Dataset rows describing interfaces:
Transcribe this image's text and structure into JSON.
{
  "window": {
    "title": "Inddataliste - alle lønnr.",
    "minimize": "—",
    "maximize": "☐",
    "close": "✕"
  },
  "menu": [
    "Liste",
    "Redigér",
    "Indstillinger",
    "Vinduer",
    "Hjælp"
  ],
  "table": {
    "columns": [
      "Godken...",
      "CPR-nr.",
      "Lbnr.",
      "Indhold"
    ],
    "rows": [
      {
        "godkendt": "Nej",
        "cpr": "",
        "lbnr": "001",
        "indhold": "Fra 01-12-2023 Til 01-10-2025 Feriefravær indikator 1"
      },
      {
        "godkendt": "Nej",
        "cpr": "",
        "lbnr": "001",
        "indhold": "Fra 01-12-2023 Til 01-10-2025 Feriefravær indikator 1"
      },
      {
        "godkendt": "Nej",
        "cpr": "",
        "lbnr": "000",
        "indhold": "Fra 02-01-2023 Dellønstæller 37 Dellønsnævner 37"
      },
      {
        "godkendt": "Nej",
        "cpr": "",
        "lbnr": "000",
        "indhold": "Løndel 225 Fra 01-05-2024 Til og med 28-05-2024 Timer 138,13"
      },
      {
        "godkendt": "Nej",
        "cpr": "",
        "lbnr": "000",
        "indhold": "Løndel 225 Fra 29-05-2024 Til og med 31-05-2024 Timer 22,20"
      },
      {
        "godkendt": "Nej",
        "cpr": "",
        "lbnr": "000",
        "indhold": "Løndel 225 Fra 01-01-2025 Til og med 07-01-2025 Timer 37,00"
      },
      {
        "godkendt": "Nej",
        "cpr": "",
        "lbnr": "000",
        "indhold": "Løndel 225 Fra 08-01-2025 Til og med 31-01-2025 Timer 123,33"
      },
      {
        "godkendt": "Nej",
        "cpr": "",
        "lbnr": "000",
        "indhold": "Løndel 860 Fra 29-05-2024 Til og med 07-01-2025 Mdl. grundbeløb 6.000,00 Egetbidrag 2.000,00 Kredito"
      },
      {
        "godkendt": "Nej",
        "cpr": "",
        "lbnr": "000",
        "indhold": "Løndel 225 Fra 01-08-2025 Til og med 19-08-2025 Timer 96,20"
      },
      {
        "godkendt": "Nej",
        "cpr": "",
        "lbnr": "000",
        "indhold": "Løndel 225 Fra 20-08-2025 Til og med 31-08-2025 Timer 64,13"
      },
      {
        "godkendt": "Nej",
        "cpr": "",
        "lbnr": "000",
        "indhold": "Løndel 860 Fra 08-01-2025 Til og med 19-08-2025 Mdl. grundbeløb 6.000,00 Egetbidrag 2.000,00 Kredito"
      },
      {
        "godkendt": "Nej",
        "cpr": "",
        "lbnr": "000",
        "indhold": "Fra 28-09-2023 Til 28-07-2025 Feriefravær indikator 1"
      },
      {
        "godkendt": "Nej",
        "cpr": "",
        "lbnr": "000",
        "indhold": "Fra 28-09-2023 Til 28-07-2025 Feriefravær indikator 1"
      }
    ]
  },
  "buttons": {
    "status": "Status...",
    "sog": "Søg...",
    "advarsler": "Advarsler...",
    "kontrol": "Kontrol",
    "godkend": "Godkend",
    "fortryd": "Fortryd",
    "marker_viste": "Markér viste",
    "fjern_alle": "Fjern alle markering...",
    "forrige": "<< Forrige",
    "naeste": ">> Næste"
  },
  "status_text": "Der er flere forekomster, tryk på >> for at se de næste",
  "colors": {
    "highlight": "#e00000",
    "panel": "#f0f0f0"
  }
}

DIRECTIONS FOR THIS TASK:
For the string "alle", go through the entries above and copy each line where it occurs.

THE COMPLETED TASK:
    "title": "Inddataliste - alle lønnr.",
    "fjern_alle": "Fjern alle markering...",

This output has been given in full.